Much to their dismay, county supervisors yesterday discovered that the city of San Diego is planning to build a basin to collect trash and sediment on county-owned property in the Tijuana River Valley.
The Board of Supervisors learned about the city’s plan from a resident during discussions about a triple-fence project along the U.S.-Mexico border.
“I feel pretty safe and comfortable in saying that the Board of Supervisors does not favor putting a liquid waste dump on our property,” Chairwoman Pam Slater-Price said after the meeting. “If it’s such a good idea, maybe the city wants to put it on (its) own property.”
Michael Handal, projects manager for the city’s Engineering Department, which is proposing the basin, said the proposal is only a concept.
The idea is to build a basin on 12 acres across Smuggler’s Gulch, a steep canyon east of Border Field State Park, to trap sediment and trash from both sides of the border. The basin, south of Monument Road, would intercept solid materials, which would either be removed or recycled, he said.
“We’re still looking for funding for this project and eventually will be working with the county of San Diego and other agencies to build it,” he said.

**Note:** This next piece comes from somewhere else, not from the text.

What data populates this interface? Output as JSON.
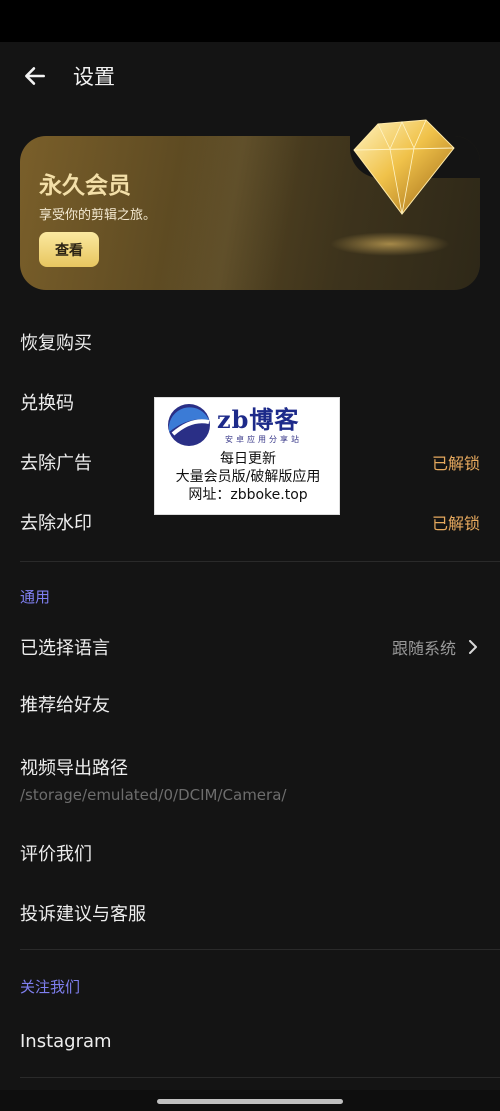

“There’s nothing really other than a concept and when funding becomes available we’ll pursue doing more studies and engineering for the project.”
Handal said the city has had discussions about the proposed basin with employees in the county’s Parks and Recreation Department.
But a department spokeswoman said such discussions never took place.
“We have had general flood control and erosion conversations about the Tijuana River Valley because we share responsibilities in that area, but we’ve never had any specific discussions about the sedimentation basin,” said Amy Harbert, a parks and recreation spokeswoman.
“All I can say in working with the city in the past that we’ve had a very cooperative relationship, and we hope with this project and future projects that we’ll be able to maintain that cooperative relationship.”
Supervisor Dianne Jacob said the city’s proposal is outrageous.
“I was blindsided,” she said. “You don’t plan dumps on other people’s property, at least not without telling them what you have in mind.”
Robert Beken, who informed the supervisors about the proposal yesterday, said he learned about the project at an International Water and Boundary Commission meeting in Imperial Beach in October.
He said Handal gave a PowerPoint presentation on the project. Beken, a security consultant, photographed the presentation. He showed some of the slides to the supervisors yesterday.
“Certainly it’s surprising to me that (the city) would have very sophisticated planning documents all prepared when they’ve not yet contacted us to say, ‘Would you be interested in working on this project jointly?’ “ Slater-Price said.
“It’s very surprising to me that they would take that approach. It seems extremely unsophisticated and rather nervy.”
Supervisor Ron Roberts agreed.
“How it could have gotten this far is beyond me,” he said. “I think it’s a symptom of a very poor management process.”
Source: Daniel Chacon, San Diego Union Tribune